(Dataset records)
----

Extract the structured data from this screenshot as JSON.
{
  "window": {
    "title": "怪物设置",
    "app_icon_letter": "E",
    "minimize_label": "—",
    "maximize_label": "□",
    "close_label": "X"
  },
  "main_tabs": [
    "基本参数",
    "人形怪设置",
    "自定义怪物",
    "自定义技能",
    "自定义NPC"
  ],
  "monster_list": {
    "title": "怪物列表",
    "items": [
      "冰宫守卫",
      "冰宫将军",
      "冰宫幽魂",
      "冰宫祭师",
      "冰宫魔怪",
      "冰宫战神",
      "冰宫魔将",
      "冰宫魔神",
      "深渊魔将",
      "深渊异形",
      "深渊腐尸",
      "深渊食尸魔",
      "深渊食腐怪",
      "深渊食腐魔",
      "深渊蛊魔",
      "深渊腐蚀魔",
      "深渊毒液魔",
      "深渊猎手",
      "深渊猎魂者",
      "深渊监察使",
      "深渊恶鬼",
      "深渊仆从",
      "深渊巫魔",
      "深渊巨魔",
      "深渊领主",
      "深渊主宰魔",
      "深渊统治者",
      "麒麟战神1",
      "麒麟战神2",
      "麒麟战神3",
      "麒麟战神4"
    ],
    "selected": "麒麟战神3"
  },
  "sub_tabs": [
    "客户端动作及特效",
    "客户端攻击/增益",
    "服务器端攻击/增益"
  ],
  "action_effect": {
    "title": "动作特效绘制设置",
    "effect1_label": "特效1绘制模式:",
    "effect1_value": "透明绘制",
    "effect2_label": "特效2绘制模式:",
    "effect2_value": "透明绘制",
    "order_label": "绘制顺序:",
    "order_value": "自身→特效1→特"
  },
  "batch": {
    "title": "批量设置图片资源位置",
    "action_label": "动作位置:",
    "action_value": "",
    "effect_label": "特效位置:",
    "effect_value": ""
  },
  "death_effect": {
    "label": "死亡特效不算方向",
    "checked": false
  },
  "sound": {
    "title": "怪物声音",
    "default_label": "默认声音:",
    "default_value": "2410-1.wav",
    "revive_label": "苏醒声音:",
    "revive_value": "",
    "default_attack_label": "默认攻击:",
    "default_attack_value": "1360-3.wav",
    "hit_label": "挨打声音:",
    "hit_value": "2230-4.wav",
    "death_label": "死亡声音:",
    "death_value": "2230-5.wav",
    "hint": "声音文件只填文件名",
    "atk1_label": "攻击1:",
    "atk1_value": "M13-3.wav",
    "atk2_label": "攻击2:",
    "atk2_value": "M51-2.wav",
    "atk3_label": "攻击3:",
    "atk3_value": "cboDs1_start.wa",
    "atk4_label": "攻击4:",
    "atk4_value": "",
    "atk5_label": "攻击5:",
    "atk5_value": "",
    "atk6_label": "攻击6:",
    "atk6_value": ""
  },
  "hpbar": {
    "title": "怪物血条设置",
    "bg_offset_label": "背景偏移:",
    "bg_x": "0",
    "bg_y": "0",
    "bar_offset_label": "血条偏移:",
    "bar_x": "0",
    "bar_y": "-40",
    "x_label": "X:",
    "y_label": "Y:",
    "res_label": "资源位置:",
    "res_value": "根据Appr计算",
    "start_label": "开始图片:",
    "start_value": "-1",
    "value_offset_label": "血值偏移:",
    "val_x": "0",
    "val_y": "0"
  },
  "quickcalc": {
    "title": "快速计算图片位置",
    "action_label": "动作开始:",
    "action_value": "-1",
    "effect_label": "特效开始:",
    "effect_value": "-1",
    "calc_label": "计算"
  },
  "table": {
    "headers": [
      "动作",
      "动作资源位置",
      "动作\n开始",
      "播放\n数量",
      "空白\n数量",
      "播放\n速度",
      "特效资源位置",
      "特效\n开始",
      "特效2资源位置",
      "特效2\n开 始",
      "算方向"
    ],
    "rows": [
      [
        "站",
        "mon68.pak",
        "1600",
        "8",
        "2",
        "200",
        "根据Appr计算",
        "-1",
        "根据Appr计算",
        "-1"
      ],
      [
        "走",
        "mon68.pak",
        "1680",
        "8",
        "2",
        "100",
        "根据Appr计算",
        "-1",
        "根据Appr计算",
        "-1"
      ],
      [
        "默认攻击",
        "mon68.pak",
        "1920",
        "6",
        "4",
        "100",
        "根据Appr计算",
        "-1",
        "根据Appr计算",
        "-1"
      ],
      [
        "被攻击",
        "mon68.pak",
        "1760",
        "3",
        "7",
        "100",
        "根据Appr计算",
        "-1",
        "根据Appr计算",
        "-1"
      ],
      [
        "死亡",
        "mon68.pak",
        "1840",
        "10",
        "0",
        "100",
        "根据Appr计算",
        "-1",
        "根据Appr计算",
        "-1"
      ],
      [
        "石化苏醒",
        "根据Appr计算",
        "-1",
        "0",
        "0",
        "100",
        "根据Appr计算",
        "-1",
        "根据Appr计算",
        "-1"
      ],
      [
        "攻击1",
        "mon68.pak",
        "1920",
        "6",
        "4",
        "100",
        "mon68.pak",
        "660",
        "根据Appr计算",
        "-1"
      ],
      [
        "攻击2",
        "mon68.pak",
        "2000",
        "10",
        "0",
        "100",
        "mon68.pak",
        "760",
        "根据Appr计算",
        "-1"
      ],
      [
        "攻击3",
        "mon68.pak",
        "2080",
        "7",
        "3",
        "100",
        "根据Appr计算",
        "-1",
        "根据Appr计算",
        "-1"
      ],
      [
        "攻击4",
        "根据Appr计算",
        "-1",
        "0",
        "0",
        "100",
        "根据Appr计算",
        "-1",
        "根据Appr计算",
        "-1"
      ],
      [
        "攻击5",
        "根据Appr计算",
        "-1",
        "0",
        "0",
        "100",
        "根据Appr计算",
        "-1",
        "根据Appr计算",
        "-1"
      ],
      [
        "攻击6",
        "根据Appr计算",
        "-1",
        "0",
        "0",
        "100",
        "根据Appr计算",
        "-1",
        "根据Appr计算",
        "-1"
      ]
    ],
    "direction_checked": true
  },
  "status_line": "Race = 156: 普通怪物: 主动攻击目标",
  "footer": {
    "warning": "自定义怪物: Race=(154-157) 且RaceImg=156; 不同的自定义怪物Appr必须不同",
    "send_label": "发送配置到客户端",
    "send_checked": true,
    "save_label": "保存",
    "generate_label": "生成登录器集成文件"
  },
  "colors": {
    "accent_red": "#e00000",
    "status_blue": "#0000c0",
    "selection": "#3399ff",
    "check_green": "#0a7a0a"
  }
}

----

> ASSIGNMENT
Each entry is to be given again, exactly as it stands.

> WRITTEN ANSWER
Extract the structured data from this screenshot as JSON.
{
  "window": {
    "title": "怪物设置",
    "app_icon_letter": "E",
    "minimize_label": "—",
    "maximize_label": "□",
    "close_label": "X"
  },
  "main_tabs": [
    "基本参数",
    "人形怪设置",
    "自定义怪物",
    "自定义技能",
    "自定义NPC"
  ],
  "monster_list": {
    "title": "怪物列表",
    "items": [
      "冰宫守卫",
      "冰宫将军",
      "冰宫幽魂",
      "冰宫祭师",
      "冰宫魔怪",
      "冰宫战神",
      "冰宫魔将",
      "冰宫魔神",
      "深渊魔将",
      "深渊异形",
      "深渊腐尸",
      "深渊食尸魔",
      "深渊食腐怪",
      "深渊食腐魔",
      "深渊蛊魔",
      "深渊腐蚀魔",
      "深渊毒液魔",
      "深渊猎手",
      "深渊猎魂者",
      "深渊监察使",
      "深渊恶鬼",
      "深渊仆从",
      "深渊巫魔",
      "深渊巨魔",
      "深渊领主",
      "深渊主宰魔",
      "深渊统治者",
      "麒麟战神1",
      "麒麟战神2",
      "麒麟战神3",
      "麒麟战神4"
    ],
    "selected": "麒麟战神3"
  },
  "sub_tabs": [
    "客户端动作及特效",
    "客户端攻击/增益",
    "服务器端攻击/增益"
  ],
  "action_effect": {
    "title": "动作特效绘制设置",
    "effect1_label": "特效1绘制模式:",
    "effect1_value": "透明绘制",
    "effect2_label": "特效2绘制模式:",
    "effect2_value": "透明绘制",
    "order_label": "绘制顺序:",
    "order_value": "自身→特效1→特"
  },
  "batch": {
    "title": "批量设置图片资源位置",
    "action_label": "动作位置:",
    "action_value": "",
    "effect_label": "特效位置:",
    "effect_value": ""
  },
  "death_effect": {
    "label": "死亡特效不算方向",
    "checked": false
  },
  "sound": {
    "title": "怪物声音",
    "default_label": "默认声音:",
    "default_value": "2410-1.wav",
    "revive_label": "苏醒声音:",
    "revive_value": "",
    "default_attack_label": "默认攻击:",
    "default_attack_value": "1360-3.wav",
    "hit_label": "挨打声音:",
    "hit_value": "2230-4.wav",
    "death_label": "死亡声音:",
    "death_value": "2230-5.wav",
    "hint": "声音文件只填文件名",
    "atk1_label": "攻击1:",
    "atk1_value": "M13-3.wav",
    "atk2_label": "攻击2:",
    "atk2_value": "M51-2.wav",
    "atk3_label": "攻击3:",
    "atk3_value": "cboDs1_start.wa",
    "atk4_label": "攻击4:",
    "atk4_value": "",
    "atk5_label": "攻击5:",
    "atk5_value": "",
    "atk6_label": "攻击6:",
    "atk6_value": ""
  },
  "hpbar": {
    "title": "怪物血条设置",
    "bg_offset_label": "背景偏移:",
    "bg_x": "0",
    "bg_y": "0",
    "bar_offset_label": "血条偏移:",
    "bar_x": "0",
    "bar_y": "-40",
    "x_label": "X:",
    "y_label": "Y:",
    "res_label": "资源位置:",
    "res_value": "根据Appr计算",
    "start_label": "开始图片:",
    "start_value": "-1",
    "value_offset_label": "血值偏移:",
    "val_x": "0",
    "val_y": "0"
  },
  "quickcalc": {
    "title": "快速计算图片位置",
    "action_label": "动作开始:",
    "action_value": "-1",
    "effect_label": "特效开始:",
    "effect_value": "-1",
    "calc_label": "计算"
  },
  "table": {
    "headers": [
      "动作",
      "动作资源位置",
      "动作\n开始",
      "播放\n数量",
      "空白\n数量",
      "播放\n速度",
      "特效资源位置",
      "特效\n开始",
      "特效2资源位置",
      "特效2\n开 始",
      "算方向"
    ],
    "rows": [
      [
        "站",
        "mon68.pak",
        "1600",
        "8",
        "2",
        "200",
        "根据Appr计算",
        "-1",
        "根据Appr计算",
        "-1"
      ],
      [
        "走",
        "mon68.pak",
        "1680",
        "8",
        "2",
        "100",
        "根据Appr计算",
        "-1",
        "根据Appr计算",
        "-1"
      ],
      [
        "默认攻击",
        "mon68.pak",
        "1920",
        "6",
        "4",
        "100",
        "根据Appr计算",
        "-1",
        "根据Appr计算",
        "-1"
      ],
      [
        "被攻击",
        "mon68.pak",
        "1760",
        "3",
        "7",
        "100",
        "根据Appr计算",
        "-1",
        "根据Appr计算",
        "-1"
      ],
      [
        "死亡",
        "mon68.pak",
        "1840",
        "10",
        "0",
        "100",
        "根据Appr计算",
        "-1",
        "根据Appr计算",
        "-1"
      ],
      [
        "石化苏醒",
        "根据Appr计算",
        "-1",
        "0",
        "0",
        "100",
        "根据Appr计算",
        "-1",
        "根据Appr计算",
        "-1"
      ],
      [
        "攻击1",
        "mon68.pak",
        "1920",
        "6",
        "4",
        "100",
        "mon68.pak",
        "660",
        "根据Appr计算",
        "-1"
      ],
      [
        "攻击2",
        "mon68.pak",
        "2000",
        "10",
        "0",
        "100",
        "mon68.pak",
        "760",
        "根据Appr计算",
        "-1"
      ],
      [
        "攻击3",
        "mon68.pak",
        "2080",
        "7",
        "3",
        "100",
        "根据Appr计算",
        "-1",
        "根据Appr计算",
        "-1"
      ],
      [
        "攻击4",
        "根据Appr计算",
        "-1",
        "0",
        "0",
        "100",
        "根据Appr计算",
        "-1",
        "根据Appr计算",
        "-1"
      ],
      [
        "攻击5",
        "根据Appr计算",
        "-1",
        "0",
        "0",
        "100",
        "根据Appr计算",
        "-1",
        "根据Appr计算",
        "-1"
      ],
      [
        "攻击6",
        "根据Appr计算",
        "-1",
        "0",
        "0",
        "100",
        "根据Appr计算",
        "-1",
        "根据Appr计算",
        "-1"
      ]
    ],
    "direction_checked": true
  },
  "status_line": "Race = 156: 普通怪物: 主动攻击目标",
  "footer": {
    "warning": "自定义怪物: Race=(154-157) 且RaceImg=156; 不同的自定义怪物Appr必须不同",
    "send_label": "发送配置到客户端",
    "send_checked": true,
    "save_label": "保存",
    "generate_label": "生成登录器集成文件"
  },
  "colors": {
    "accent_red": "#e00000",
    "status_blue": "#0000c0",
    "selection": "#3399ff",
    "check_green": "#0a7a0a"
  }
}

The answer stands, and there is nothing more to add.